We observed that most FDA concerns about drug efficacy were not mentioned in trial papers, whereas most non-FDA concerns were vague and could apply to virtually any clinical trial. While we agree that the lack of long-term research is a problem, a plethora of non-efficacy-related concerns might serve to obfuscate or distract from issues of greater relevance to clinicians. This raises ethical questions, considering that problems associated with prescription drug use (eg, poisoning) are third on the list of causes of death in Europeans and Americans above age 65, after heart disease and cancer.1 ,20 ,21 Anxiety disorders have an estimated year prevalence of 12% and antidepressants are the primary pharmacological treatment for anxiety.21 About 10% of Europeans currently use SSRIs or SNRIs on a daily basis.22–24
Previous studies have shown that bias and spin occur in many scientific fields.3 ,4 ,7 ,8 ,12–15 ,17 To further determine the extent to which concerns about drug efficacy are misrepresented in published papers, the method employed here can be applied to other fields. If misrepresentation of concerns proves to be widespread, a number of measures can be taken. One possible approach is to have patient-level data analysed and reviewed by an independent party, as has been carried out for at least one controversial trial.25 ,26 Another is for journal reviewers and editors to require authors of publications to mention FDA concerns, though this could be carried out only for studies published after FDA approval.

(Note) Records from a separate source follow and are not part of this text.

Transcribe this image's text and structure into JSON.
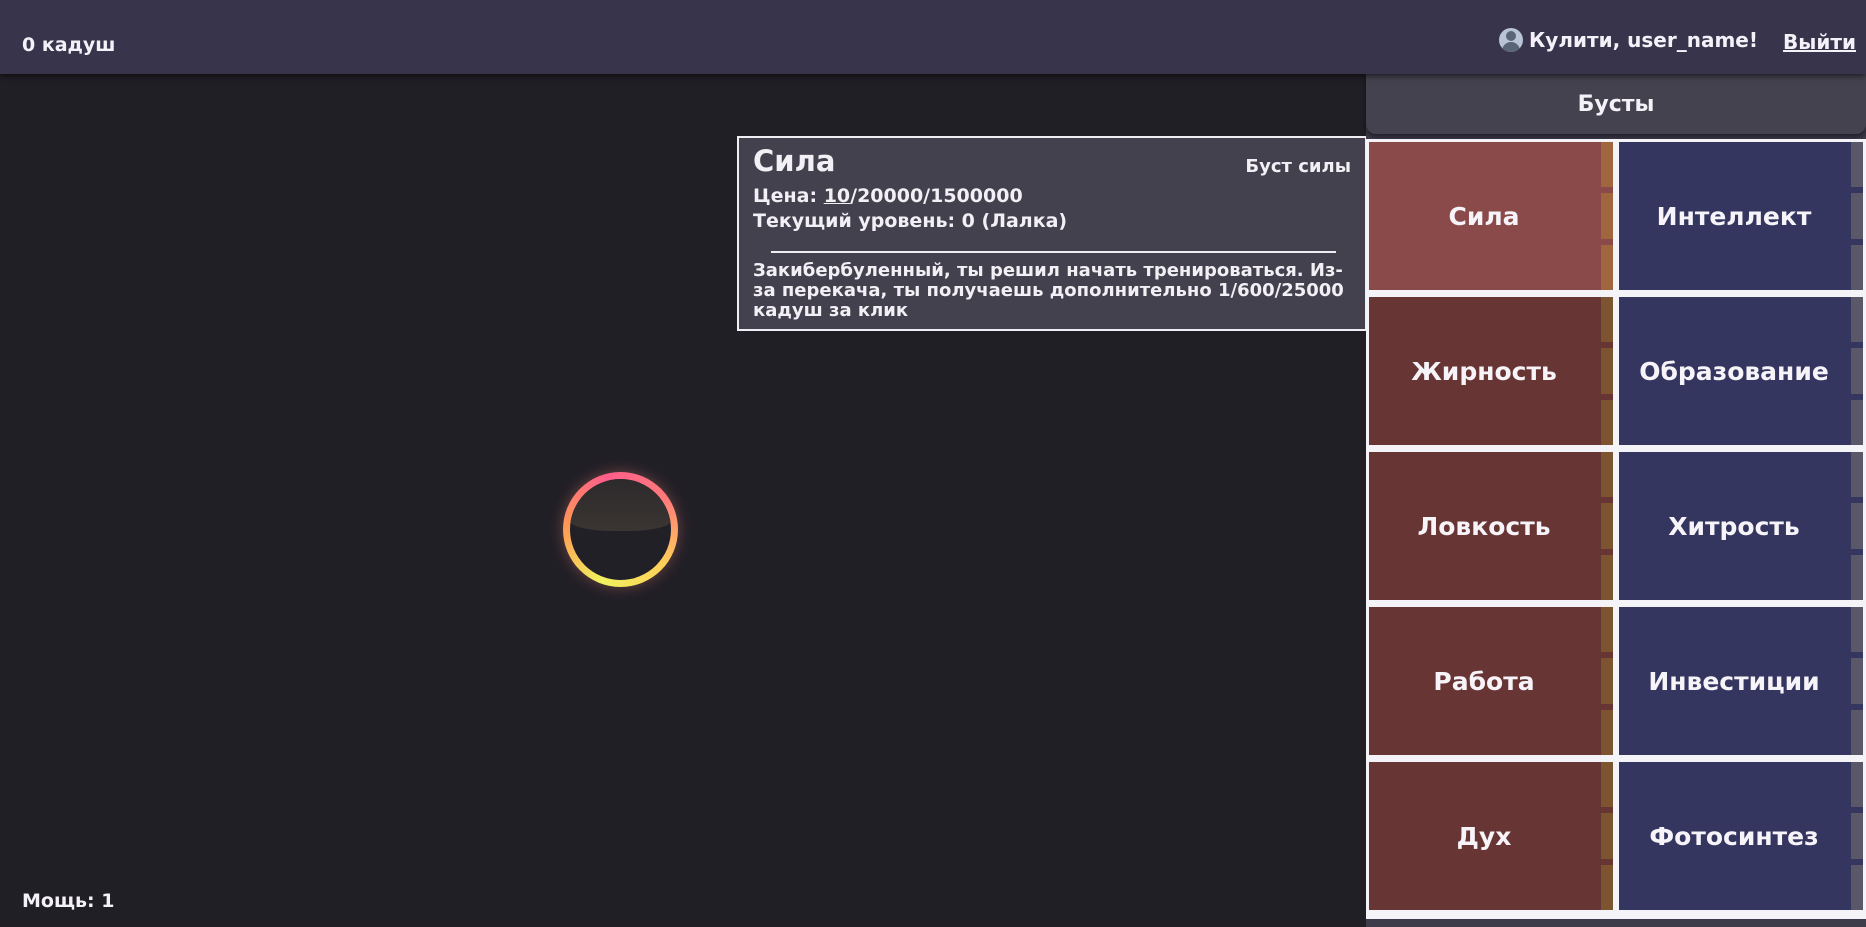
{
  "header": {
    "balance": "0 кадуш",
    "greeting": "Кулити, user_name!",
    "logout": "Выйти"
  },
  "status": {
    "power": "Мощь: 1"
  },
  "tooltip": {
    "title": "Сила",
    "type": "Буст силы",
    "price_label": "Цена: ",
    "price_current": "10",
    "price_rest": "/20000/1500000",
    "level": "Текущий уровень: 0 (Лалка)",
    "description": "Закибербуленный, ты решил начать тренироваться. Из-за перекача, ты получаешь дополнительно 1/600/25000 кадуш за клик"
  },
  "boosts": {
    "title": "Бусты",
    "items": [
      {
        "label": "Сила",
        "bg": "#8b4a4a",
        "pip": "#a0663e"
      },
      {
        "label": "Интеллект",
        "bg": "#343660",
        "pip": "#5a5868"
      },
      {
        "label": "Жирность",
        "bg": "#683535",
        "pip": "#7d5430"
      },
      {
        "label": "Образование",
        "bg": "#343660",
        "pip": "#5a5868"
      },
      {
        "label": "Ловкость",
        "bg": "#683535",
        "pip": "#7d5430"
      },
      {
        "label": "Хитрость",
        "bg": "#343660",
        "pip": "#5a5868"
      },
      {
        "label": "Работа",
        "bg": "#683535",
        "pip": "#7d5430"
      },
      {
        "label": "Инвестиции",
        "bg": "#343660",
        "pip": "#5a5868"
      },
      {
        "label": "Дух",
        "bg": "#683535",
        "pip": "#7d5430"
      },
      {
        "label": "Фотосинтез",
        "bg": "#343660",
        "pip": "#5a5868"
      }
    ]
  }
}
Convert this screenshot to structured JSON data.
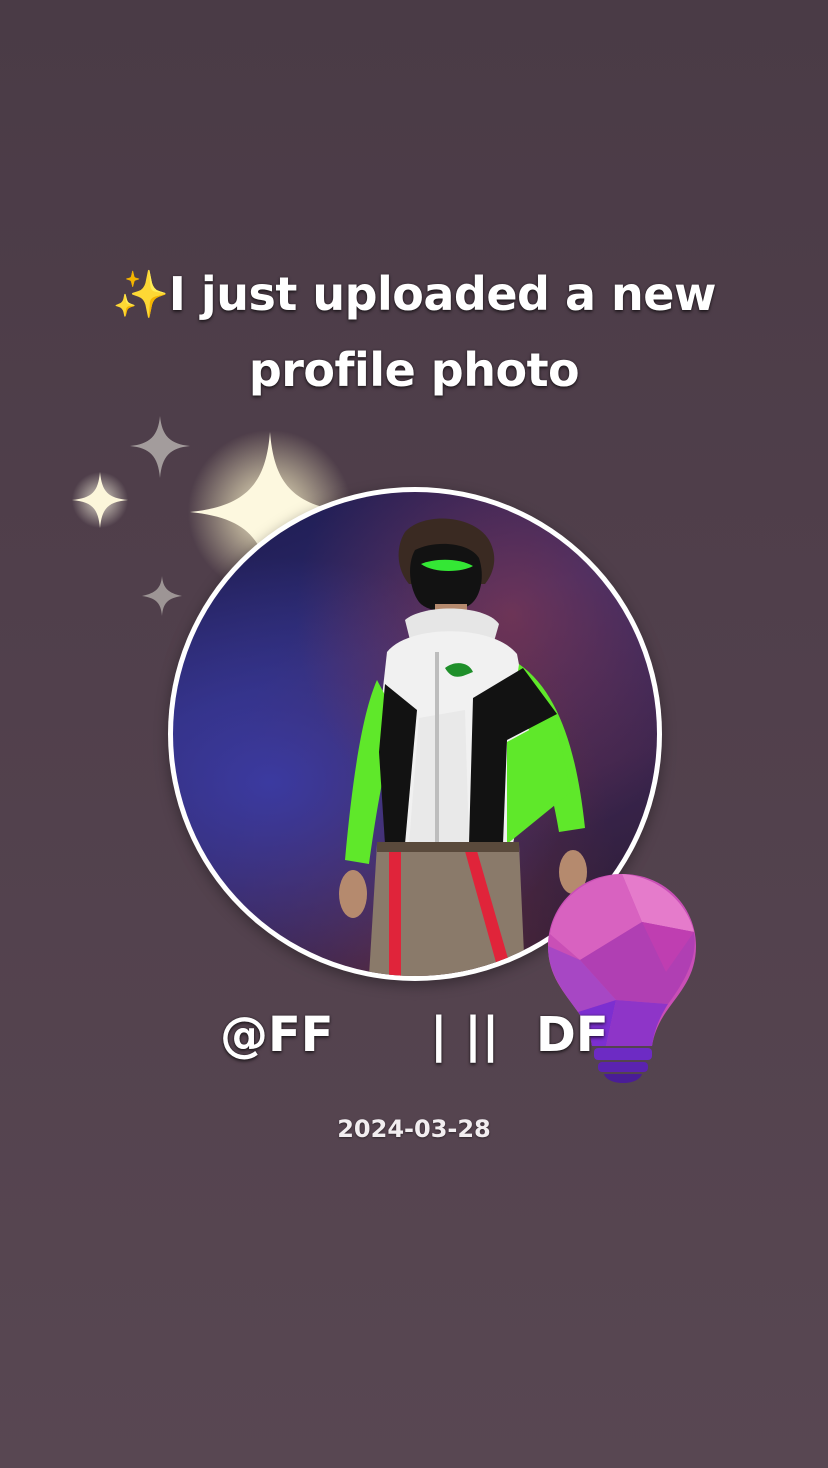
{
  "headline": {
    "emoji": "✨",
    "line1": "I just uploaded a new",
    "line2": "profile photo"
  },
  "profile": {
    "handle_part1": "@FF",
    "separator": "| ||",
    "handle_part2": "DF",
    "date": "2024-03-28"
  },
  "icons": {
    "sparkles": "sparkles-icon",
    "bulb": "lightbulb-icon"
  },
  "colors": {
    "background": "#4f3f4a",
    "jacket_green": "#5fe82a",
    "bulb_pink": "#d24fb4",
    "bulb_purple": "#7a2fd0",
    "sparkle_glow": "#fbf6d6"
  }
}
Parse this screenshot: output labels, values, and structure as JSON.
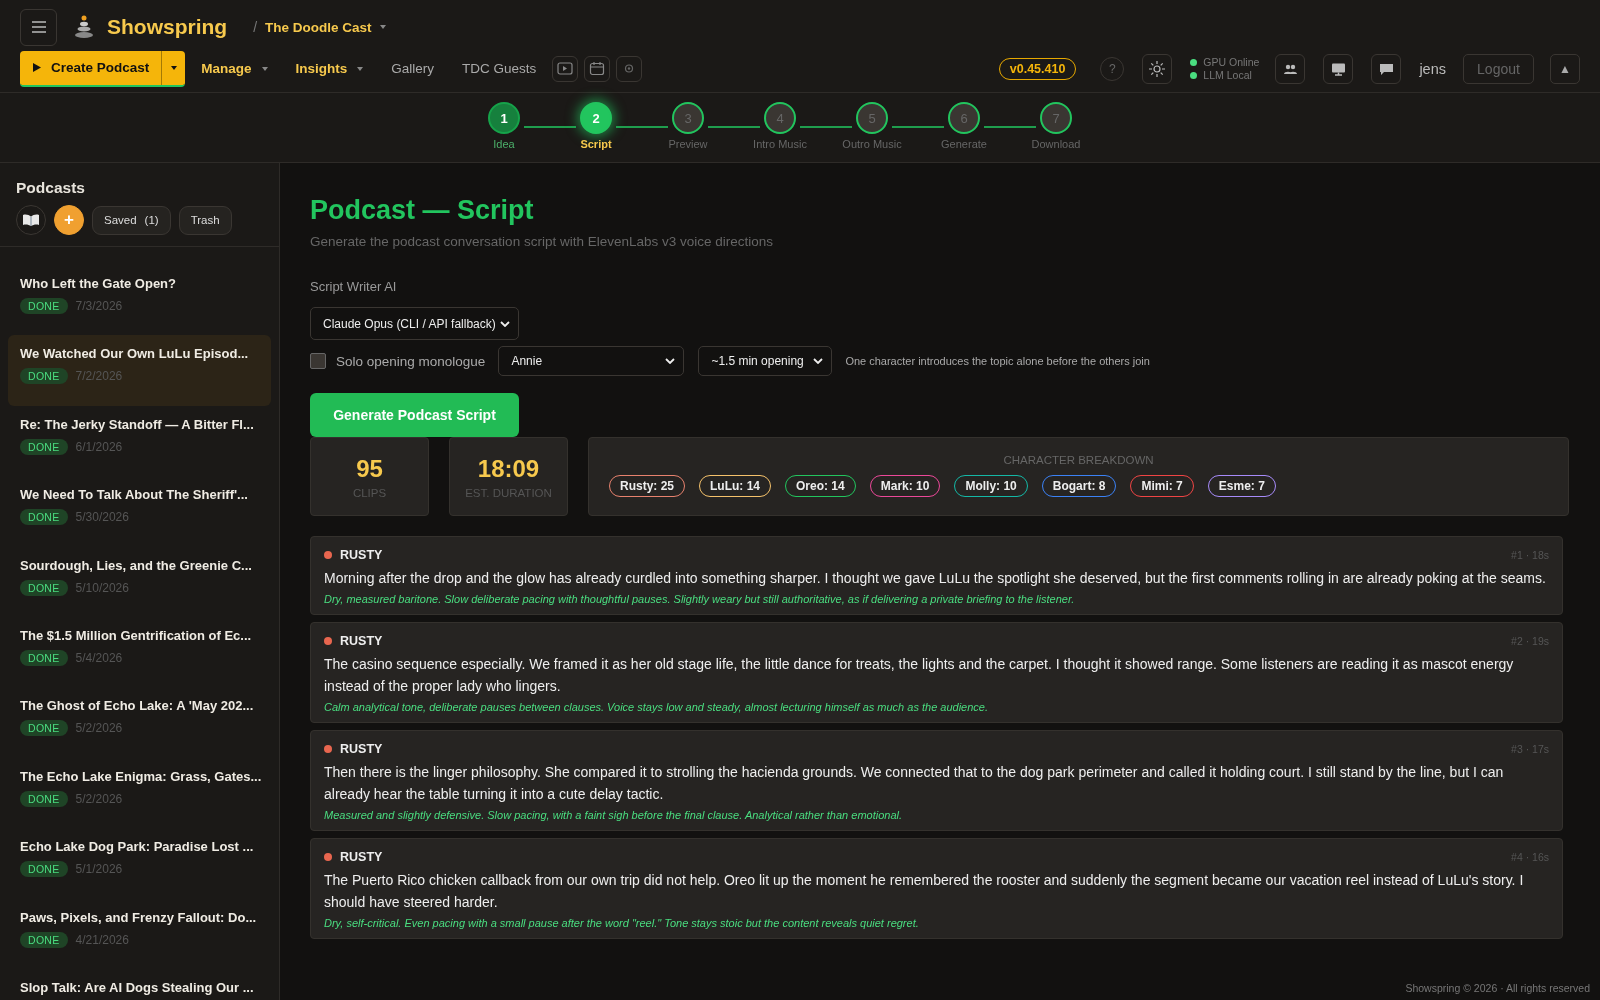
{
  "header": {
    "brand": "Showspring",
    "separator": "/",
    "workspace": "The Doodle Cast",
    "create_button": "Create Podcast",
    "nav": [
      {
        "label": "Manage",
        "kind": "menu"
      },
      {
        "label": "Insights",
        "kind": "menu"
      },
      {
        "label": "Gallery",
        "kind": "link"
      },
      {
        "label": "TDC Guests",
        "kind": "link"
      }
    ],
    "version": "v0.45.410",
    "help": "?",
    "status": [
      {
        "label": "GPU Online",
        "color": "#4ade80"
      },
      {
        "label": "LLM Local",
        "color": "#4ade80"
      }
    ],
    "user": "jens",
    "logout": "Logout",
    "collapse": "▲"
  },
  "steps": [
    {
      "number": "1",
      "label": "Idea",
      "done": true,
      "selected": false
    },
    {
      "number": "2",
      "label": "Script",
      "done": false,
      "selected": true
    },
    {
      "number": "3",
      "label": "Preview",
      "done": false,
      "selected": false
    },
    {
      "number": "4",
      "label": "Intro Music",
      "done": false,
      "selected": false
    },
    {
      "number": "5",
      "label": "Outro Music",
      "done": false,
      "selected": false
    },
    {
      "number": "6",
      "label": "Generate",
      "done": false,
      "selected": false
    },
    {
      "number": "7",
      "label": "Download",
      "done": false,
      "selected": false
    }
  ],
  "sidebar": {
    "title": "Podcasts",
    "add": "+",
    "saved": "Saved",
    "saved_count": "(1)",
    "trash": "Trash",
    "items": [
      {
        "title": "Who Left the Gate Open?",
        "status": "DONE",
        "date": "7/3/2026",
        "selected": false
      },
      {
        "title": "We Watched Our Own LuLu Episod...",
        "status": "DONE",
        "date": "7/2/2026",
        "selected": true
      },
      {
        "title": "Re: The Jerky Standoff — A Bitter Fl...",
        "status": "DONE",
        "date": "6/1/2026",
        "selected": false
      },
      {
        "title": "We Need To Talk About The Sheriff'...",
        "status": "DONE",
        "date": "5/30/2026",
        "selected": false
      },
      {
        "title": "Sourdough, Lies, and the Greenie C...",
        "status": "DONE",
        "date": "5/10/2026",
        "selected": false
      },
      {
        "title": "The $1.5 Million Gentrification of Ec...",
        "status": "DONE",
        "date": "5/4/2026",
        "selected": false
      },
      {
        "title": "The Ghost of Echo Lake: A 'May 202...",
        "status": "DONE",
        "date": "5/2/2026",
        "selected": false
      },
      {
        "title": "The Echo Lake Enigma: Grass, Gates...",
        "status": "DONE",
        "date": "5/2/2026",
        "selected": false
      },
      {
        "title": "Echo Lake Dog Park: Paradise Lost ...",
        "status": "DONE",
        "date": "5/1/2026",
        "selected": false
      },
      {
        "title": "Paws, Pixels, and Frenzy Fallout: Do...",
        "status": "DONE",
        "date": "4/21/2026",
        "selected": false
      },
      {
        "title": "Slop Talk: Are AI Dogs Stealing Our ...",
        "selected": false
      }
    ]
  },
  "main": {
    "title": "Podcast — Script",
    "subtitle": "Generate the podcast conversation script with ElevenLabs v3 voice directions",
    "writer_label": "Script Writer AI",
    "writer_value": "Claude Opus (CLI / API fallback)",
    "solo": {
      "label": "Solo opening monologue",
      "checked": false,
      "character": "Annie",
      "length": "~1.5 min opening",
      "hint": "One character introduces the topic alone before the others join"
    },
    "generate_button": "Generate Podcast Script",
    "stats": [
      {
        "value": "95",
        "label": "CLIPS"
      },
      {
        "value": "18:09",
        "label": "EST. DURATION"
      }
    ],
    "breakdown_title": "CHARACTER BREAKDOWN",
    "characters": [
      {
        "label": "Rusty: 25",
        "color": "#e8826e"
      },
      {
        "label": "LuLu: 14",
        "color": "#f5c26b"
      },
      {
        "label": "Oreo: 14",
        "color": "#22c55e"
      },
      {
        "label": "Mark: 10",
        "color": "#ec4899"
      },
      {
        "label": "Molly: 10",
        "color": "#14b8a6"
      },
      {
        "label": "Bogart: 8",
        "color": "#3b82f6"
      },
      {
        "label": "Mimi: 7",
        "color": "#ef4444"
      },
      {
        "label": "Esme: 7",
        "color": "#a78bfa"
      }
    ],
    "segments": [
      {
        "speaker": "RUSTY",
        "color": "#e8664f",
        "meta": "#1 · 18s",
        "text": "Morning after the drop and the glow has already curdled into something sharper. I thought we gave LuLu the spotlight she deserved, but the first comments rolling in are already poking at the seams.",
        "direction": "Dry, measured baritone. Slow deliberate pacing with thoughtful pauses. Slightly weary but still authoritative, as if delivering a private briefing to the listener."
      },
      {
        "speaker": "RUSTY",
        "color": "#e8664f",
        "meta": "#2 · 19s",
        "text": "The casino sequence especially. We framed it as her old stage life, the little dance for treats, the lights and the carpet. I thought it showed range. Some listeners are reading it as mascot energy instead of the proper lady who lingers.",
        "direction": "Calm analytical tone, deliberate pauses between clauses. Voice stays low and steady, almost lecturing himself as much as the audience."
      },
      {
        "speaker": "RUSTY",
        "color": "#e8664f",
        "meta": "#3 · 17s",
        "text": "Then there is the linger philosophy. She compared it to strolling the hacienda grounds. We connected that to the dog park perimeter and called it holding court. I still stand by the line, but I can already hear the table turning it into a cute delay tactic.",
        "direction": "Measured and slightly defensive. Slow pacing, with a faint sigh before the final clause. Analytical rather than emotional."
      },
      {
        "speaker": "RUSTY",
        "color": "#e8664f",
        "meta": "#4 · 16s",
        "text": "The Puerto Rico chicken callback from our own trip did not help. Oreo lit up the moment he remembered the rooster and suddenly the segment became our vacation reel instead of LuLu's story. I should have steered harder.",
        "direction": "Dry, self-critical. Even pacing with a small pause after the word \"reel.\" Tone stays stoic but the content reveals quiet regret."
      }
    ]
  },
  "footer": "Showspring © 2026 · All rights reserved"
}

This study indicates that, in the context of anxiety medication trials with positive primary outcomes, published papers substantially misrepresent concerns about drug efficacy. The majority of concerns raised by the FDA, an independent third party, were not reported in matching publications. The concerns raised in the papers by sponsors, who have a financial interest in the outcome of the trial, were often vague and applicable to clinical drug trials in general. Such concerns may be overrepresented at the expense of issues of greater importance to clinicians, such as (problems with) drug efficacy. Patient-level data reporting, independent review and increased expectation that authors convey FDA concerns could help reduce spin. Before such measures are implemented, however, this phenomenon should be investigated in related fields.
Contributors The study was conceived by AMR, EHT and PdJ. The FDA reports were reviewed by LB and AMR. The papers were reviewed by LB and BFJ. The data were analysed by LB. The initial draft of the manuscript was written by LB and BFJ. EHT, PdJ and AMR edited the manuscript. All authors contributed significantly to the study and approved the final version of the manuscript.
Funding This research received no specific grant from any funding agency in the public, commercial or not-for-profit sectors.
Competing interests None declared.
Provenance and peer review Not commissioned; externally peer reviewed.
Data sharing statement FDA reviews used in this study can be downloaded from the following website http://doi.org/10.6083.M4H9949P.